So longitude, farewell

This, as they say, is it. After just over five years of sometimes frenzied activity (some of which I’ve tried to capture in a project outcomes page), the Board of Longitude project has come to an end. Well, almost. Our AHRC funding finished at the end of July 2015, but there’s a…

Where should you put your meridian?

With Ships, Clocks & Stars: The Quest for Longitude now showing at the Folger Shakespeare Library in Washington DC until August, it’s high time I mentioned one of the objects we had on show in Greenwich, but which is now back in store. It’s rather revealing of the problem of…

Guest post: Eccentric ideas for the discovery of Longitude

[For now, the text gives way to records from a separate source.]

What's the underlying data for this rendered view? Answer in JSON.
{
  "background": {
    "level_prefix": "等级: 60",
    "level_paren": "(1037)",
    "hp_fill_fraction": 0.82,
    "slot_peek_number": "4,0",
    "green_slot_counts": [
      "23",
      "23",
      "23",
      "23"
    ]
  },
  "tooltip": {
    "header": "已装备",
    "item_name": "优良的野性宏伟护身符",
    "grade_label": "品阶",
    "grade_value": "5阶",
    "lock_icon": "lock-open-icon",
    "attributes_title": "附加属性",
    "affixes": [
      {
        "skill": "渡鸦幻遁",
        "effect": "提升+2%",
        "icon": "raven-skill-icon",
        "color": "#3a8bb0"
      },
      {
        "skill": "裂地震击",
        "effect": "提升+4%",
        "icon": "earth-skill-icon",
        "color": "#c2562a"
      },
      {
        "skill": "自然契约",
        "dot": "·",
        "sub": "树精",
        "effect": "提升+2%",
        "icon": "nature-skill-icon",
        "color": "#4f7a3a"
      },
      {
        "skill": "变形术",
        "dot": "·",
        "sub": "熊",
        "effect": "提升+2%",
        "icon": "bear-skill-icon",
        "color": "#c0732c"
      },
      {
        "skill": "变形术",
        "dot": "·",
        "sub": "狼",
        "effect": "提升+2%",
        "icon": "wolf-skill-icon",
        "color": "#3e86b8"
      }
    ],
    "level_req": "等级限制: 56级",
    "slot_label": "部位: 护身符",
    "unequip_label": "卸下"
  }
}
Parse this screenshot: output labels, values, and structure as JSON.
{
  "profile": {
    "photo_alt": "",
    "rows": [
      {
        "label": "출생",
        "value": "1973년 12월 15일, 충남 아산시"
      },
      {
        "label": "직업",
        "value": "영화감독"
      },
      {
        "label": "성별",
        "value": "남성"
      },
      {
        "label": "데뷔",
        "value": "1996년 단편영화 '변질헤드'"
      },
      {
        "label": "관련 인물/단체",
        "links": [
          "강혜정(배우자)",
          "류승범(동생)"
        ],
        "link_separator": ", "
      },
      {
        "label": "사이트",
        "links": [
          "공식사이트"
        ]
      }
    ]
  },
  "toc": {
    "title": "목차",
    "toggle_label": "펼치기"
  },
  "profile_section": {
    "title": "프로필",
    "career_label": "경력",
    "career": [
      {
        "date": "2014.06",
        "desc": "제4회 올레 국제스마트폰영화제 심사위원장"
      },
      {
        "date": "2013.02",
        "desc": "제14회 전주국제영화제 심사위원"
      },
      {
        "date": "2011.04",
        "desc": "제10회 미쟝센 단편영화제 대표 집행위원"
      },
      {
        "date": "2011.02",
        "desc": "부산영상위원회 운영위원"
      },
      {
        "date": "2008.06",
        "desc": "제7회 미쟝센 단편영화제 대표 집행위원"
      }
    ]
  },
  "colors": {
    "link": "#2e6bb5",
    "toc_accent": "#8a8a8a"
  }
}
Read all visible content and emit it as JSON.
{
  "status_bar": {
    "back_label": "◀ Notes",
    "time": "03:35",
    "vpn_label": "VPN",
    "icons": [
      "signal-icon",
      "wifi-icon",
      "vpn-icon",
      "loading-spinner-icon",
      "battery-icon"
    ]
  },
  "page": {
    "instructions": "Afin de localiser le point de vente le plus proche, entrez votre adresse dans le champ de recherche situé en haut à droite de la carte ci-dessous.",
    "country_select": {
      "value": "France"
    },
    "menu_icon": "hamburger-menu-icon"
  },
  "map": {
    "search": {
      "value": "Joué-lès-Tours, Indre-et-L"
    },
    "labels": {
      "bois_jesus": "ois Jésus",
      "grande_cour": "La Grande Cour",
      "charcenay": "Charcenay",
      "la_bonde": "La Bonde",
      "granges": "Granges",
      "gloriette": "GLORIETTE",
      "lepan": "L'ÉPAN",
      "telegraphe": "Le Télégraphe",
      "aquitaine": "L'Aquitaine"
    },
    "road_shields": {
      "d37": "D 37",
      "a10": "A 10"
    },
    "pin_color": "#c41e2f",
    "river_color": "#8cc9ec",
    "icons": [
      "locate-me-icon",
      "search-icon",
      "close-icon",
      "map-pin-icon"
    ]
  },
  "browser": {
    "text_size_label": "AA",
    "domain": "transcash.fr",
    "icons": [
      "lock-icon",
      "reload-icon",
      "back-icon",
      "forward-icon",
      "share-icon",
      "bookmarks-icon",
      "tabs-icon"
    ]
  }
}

This week’s guest post comes from Tom Gurling, part of our Visitor Experience team. Various ideas had been proposed for centuries which claimed to offer a solution to the problem of discovering one’s longitude at sea. However, following the passing of the 1714 Act of Longitude and the potential award…

Guest post: Mr and Mrs Maskelyne

In anticipation of a new book on Nevil Maskelyne, Amy Miller, Curator of Decorative Arts and Material Culture at Royal Museums Greenwich, tells us about a pair of miniatures of the fifth Astronomer Royal and his wife. Earlier this week, two portraits of Nevil Maskelyne and Sophia Rose Maskelyne went…